As a college student, Sugarman searched for whatever material he could find in bioethics, a field that was still in its infancy at the time. He was stunned by the fact that what little communication about bioethics he could find was frankly so dull. That discovery was driven home in 1982 when, during college, he helped raise $10,000 to host a three-day, university-wide symposium on bioethics at Duke, which attracted tremendous campus interest and brought to Durham some of the foremost thinkers in the field. “I was struck by a couple of things,” he recalls of the experience. “First, that bioethics was of interest to most people across the university. And second, how stunningly boring some of these great scholars were when they spoke to the group. I remember thinking, “These issues cannot be this uninteresting, yet people can make it this boring.’” He knew he had to do something better.

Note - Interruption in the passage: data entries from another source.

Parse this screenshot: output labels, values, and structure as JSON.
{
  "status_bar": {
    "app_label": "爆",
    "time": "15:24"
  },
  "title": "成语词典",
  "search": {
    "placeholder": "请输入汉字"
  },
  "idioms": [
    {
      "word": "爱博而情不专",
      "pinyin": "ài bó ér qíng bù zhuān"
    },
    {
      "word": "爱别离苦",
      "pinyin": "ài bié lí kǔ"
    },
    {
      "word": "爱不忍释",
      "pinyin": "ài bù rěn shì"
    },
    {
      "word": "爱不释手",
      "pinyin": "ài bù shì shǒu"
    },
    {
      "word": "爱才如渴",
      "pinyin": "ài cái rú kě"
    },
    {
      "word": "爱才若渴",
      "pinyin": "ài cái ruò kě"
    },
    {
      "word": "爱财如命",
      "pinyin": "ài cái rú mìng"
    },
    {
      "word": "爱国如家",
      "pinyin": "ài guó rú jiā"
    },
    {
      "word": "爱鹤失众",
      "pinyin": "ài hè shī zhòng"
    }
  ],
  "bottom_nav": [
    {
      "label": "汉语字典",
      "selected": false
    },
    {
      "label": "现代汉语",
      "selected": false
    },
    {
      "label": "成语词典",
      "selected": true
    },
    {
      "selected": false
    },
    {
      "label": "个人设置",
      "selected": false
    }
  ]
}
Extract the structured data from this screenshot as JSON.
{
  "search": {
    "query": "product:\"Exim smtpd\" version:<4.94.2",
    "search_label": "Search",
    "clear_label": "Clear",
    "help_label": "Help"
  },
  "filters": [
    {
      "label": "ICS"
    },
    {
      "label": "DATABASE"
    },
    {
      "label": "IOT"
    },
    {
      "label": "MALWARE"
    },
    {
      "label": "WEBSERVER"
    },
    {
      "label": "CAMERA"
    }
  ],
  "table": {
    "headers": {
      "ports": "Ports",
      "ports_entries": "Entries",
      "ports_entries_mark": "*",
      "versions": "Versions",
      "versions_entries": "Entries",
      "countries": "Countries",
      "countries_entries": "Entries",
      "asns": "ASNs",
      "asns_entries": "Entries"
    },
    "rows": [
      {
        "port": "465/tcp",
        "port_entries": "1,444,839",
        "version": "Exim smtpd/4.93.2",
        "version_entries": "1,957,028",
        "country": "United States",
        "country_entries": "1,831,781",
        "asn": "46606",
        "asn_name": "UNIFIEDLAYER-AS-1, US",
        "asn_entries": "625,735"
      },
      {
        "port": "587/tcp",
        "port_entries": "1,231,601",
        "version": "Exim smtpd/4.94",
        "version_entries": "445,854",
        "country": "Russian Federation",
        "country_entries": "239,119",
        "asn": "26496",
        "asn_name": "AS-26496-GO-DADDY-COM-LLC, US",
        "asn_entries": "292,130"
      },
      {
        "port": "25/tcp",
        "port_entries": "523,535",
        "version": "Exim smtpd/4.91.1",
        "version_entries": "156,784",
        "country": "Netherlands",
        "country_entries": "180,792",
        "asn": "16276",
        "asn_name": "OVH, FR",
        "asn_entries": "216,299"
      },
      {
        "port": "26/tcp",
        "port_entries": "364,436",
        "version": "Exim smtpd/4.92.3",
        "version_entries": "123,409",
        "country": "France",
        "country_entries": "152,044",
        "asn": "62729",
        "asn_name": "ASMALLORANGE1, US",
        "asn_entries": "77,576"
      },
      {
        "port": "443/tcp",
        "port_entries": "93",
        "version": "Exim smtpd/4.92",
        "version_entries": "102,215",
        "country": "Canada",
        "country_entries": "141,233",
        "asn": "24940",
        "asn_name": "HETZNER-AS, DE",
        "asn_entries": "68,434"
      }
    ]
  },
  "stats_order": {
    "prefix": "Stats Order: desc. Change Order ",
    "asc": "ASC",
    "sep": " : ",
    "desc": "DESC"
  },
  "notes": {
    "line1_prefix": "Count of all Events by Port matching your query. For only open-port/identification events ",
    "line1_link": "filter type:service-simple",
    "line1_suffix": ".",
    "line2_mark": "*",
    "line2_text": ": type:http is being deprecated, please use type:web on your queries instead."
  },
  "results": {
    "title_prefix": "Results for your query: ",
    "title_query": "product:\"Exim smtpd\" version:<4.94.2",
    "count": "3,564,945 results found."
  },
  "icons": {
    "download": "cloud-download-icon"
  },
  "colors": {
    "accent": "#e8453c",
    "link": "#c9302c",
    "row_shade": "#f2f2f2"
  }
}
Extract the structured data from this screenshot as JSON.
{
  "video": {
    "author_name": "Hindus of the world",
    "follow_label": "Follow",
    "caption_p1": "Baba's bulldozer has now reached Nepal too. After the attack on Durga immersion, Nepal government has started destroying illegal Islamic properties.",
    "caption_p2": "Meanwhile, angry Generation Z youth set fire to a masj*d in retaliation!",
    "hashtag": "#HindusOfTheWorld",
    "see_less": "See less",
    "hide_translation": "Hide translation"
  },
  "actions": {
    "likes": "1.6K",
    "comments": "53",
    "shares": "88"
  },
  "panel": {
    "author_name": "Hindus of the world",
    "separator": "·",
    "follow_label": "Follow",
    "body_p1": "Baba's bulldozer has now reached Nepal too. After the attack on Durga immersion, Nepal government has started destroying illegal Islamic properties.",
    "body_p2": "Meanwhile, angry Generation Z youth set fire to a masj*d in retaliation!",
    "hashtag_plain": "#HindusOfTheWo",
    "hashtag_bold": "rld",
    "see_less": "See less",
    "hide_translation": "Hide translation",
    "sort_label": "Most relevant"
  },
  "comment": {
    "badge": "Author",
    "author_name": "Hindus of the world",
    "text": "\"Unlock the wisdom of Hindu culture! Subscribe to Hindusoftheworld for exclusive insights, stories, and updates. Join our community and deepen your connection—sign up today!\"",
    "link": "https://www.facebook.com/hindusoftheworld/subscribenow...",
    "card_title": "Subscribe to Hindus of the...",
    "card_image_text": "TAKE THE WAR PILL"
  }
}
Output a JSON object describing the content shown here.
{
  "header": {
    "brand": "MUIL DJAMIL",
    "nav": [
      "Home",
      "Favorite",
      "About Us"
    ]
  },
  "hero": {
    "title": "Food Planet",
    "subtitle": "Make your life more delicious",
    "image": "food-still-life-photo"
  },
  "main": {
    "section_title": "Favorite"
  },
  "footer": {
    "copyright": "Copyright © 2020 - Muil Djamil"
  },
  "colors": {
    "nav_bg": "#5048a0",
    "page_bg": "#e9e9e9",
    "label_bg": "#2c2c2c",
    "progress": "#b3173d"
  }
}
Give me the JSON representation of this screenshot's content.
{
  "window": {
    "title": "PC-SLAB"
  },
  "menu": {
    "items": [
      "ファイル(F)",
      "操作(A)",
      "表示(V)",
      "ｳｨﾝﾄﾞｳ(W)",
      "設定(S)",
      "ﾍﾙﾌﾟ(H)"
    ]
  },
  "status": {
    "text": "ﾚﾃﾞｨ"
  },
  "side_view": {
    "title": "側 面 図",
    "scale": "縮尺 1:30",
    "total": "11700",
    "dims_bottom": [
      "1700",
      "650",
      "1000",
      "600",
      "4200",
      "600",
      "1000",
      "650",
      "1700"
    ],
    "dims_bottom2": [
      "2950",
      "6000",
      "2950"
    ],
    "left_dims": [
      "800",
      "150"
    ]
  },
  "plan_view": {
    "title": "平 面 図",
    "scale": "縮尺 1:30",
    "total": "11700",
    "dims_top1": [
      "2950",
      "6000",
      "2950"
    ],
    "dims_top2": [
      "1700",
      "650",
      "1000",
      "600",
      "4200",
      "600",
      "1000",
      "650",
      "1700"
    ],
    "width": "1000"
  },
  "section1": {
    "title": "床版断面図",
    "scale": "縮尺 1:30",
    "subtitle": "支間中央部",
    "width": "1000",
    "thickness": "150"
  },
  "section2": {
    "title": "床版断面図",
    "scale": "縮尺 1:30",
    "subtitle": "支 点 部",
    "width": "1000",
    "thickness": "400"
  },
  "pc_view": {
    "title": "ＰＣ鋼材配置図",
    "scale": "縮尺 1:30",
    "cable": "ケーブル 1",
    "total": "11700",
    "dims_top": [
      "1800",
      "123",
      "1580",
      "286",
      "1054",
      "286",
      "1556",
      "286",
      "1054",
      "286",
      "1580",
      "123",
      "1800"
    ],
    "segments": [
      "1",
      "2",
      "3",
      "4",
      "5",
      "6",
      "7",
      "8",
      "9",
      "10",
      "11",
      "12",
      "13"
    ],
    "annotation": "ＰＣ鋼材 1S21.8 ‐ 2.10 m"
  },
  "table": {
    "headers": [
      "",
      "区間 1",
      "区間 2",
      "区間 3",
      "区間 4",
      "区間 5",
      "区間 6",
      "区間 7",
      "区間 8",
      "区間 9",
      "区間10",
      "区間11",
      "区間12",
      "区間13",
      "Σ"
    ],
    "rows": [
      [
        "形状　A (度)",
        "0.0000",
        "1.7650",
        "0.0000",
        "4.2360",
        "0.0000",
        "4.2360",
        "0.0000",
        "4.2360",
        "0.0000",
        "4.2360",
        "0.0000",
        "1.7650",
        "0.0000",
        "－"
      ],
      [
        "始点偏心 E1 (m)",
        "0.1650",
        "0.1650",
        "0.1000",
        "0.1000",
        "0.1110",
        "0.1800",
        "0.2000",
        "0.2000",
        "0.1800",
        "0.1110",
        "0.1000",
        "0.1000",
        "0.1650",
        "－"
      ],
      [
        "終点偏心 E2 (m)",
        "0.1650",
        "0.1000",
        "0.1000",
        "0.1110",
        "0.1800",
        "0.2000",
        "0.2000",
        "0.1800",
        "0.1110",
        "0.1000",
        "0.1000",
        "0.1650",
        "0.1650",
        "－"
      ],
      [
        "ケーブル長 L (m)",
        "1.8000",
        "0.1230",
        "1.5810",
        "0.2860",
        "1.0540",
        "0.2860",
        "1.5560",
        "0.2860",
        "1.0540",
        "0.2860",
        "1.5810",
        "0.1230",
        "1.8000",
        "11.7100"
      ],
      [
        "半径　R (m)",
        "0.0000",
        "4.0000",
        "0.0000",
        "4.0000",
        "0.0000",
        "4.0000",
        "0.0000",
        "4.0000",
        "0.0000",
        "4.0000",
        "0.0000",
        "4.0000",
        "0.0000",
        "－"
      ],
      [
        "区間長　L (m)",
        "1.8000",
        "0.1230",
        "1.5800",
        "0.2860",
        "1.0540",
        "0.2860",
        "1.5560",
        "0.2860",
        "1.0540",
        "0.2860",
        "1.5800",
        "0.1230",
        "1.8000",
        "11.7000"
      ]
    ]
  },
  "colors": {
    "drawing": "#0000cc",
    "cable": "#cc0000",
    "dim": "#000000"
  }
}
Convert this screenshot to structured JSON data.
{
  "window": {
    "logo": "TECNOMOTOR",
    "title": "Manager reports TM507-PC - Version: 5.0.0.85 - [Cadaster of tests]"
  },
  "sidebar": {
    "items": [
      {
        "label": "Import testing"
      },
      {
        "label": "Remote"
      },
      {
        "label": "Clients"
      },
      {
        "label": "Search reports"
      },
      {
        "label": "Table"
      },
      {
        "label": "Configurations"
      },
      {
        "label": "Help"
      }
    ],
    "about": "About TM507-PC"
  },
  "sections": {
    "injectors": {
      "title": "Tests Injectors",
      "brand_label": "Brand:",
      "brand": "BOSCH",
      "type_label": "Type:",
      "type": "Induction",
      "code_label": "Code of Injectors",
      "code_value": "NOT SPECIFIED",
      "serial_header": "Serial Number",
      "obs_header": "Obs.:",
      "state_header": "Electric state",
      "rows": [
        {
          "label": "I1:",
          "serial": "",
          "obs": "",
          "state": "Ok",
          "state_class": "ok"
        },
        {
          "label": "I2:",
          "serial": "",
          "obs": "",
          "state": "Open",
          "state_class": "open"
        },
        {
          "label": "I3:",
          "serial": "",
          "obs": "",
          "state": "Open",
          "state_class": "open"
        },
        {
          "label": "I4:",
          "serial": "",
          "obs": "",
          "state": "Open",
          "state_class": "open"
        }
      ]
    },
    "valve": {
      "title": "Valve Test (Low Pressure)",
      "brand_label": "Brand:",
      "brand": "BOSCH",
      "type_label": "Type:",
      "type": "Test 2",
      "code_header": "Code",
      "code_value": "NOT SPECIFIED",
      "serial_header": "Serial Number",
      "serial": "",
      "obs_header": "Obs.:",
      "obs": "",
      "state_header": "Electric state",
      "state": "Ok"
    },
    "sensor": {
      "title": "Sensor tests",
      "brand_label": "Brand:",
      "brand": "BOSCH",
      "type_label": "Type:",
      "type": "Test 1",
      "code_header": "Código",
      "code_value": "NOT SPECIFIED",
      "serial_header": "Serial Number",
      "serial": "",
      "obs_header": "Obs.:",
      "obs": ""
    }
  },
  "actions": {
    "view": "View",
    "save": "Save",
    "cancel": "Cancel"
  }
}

Sugarman decided to pursue this line of questioning despite a general lack of understanding as well as outright disapproval from most of his advisors. He nonetheless prevailed and continued to develop the field of study during medical school, where the issues seemed increasingly pressing and relevant. “When there are multiple options, what is the appropriate course?” he wondered. “How can you best do medicine or engage in science in an appropriate fashion? I thought that clearly these were tough questions that somebody should know how to answer; somebody should know how to figure these out.”

During medical school, Sugarman arranged to learn about not just medicine but also literature, medical history, and philosophy—the “queen of the sciences” as he likes to refer to it. He later earned master’s degrees in philosophy and public health, so that he could internalize the language and approaches utilized by ethicists and health care experts as he tried to unite the fields. In doing so, he began to develop a model of how to approach ethical decision making in the arena of health care and medical science, a model that he expanded over the ensuing years as he became one of the preeminent bioethicists in the world.

Sugarman’s innovative new model was tested and refined in the course of several major controversies, during which he played a critical role in helping to delineate the ethical principles at stake. Two notable examples were the harvesting of umbilical cord blood as a potential source of stem cells and maternal-fetal surgery, in which surgeons attempted to repair spina bifida in utero to minimize the detrimental effects of having an open spinal cord. Each of these thorny problems was approached systematically, using an approach grounded in basic ethical principles, studied empirically to gather relevant facts, and then pragmatically applied to the health care setting in which they existed. It called for collaboration among all the primary groups involved in order to derive consensus opinions and statements, many of which were published as high-profile papers. One issue even prompted JAMA to request “more words” for an article on umbilical cord blood banking, a rarity that Sugarman still laughs about today.

Perhaps it is the natural and inescapable consequence of his training as a physician, but Sugarman emphasizes that it is essential to approach bioethics from a practical perspective. “An important goal of doing bioethics well is to put the brakes on only when the brakes really need to be put on,” he says. He is especially concerned that the brakes not be used as a way to hamper innovation but, instead, to protect innovation so that it can prosper safely and appropriately. “Good bioethics is associated with being involved with scientists who are comfortable exposing their science to ethical inquiry,” Sugarman states. “It’s going to happen sooner or later. We might as well get the ethics right from the beginning.”

—Charles Limb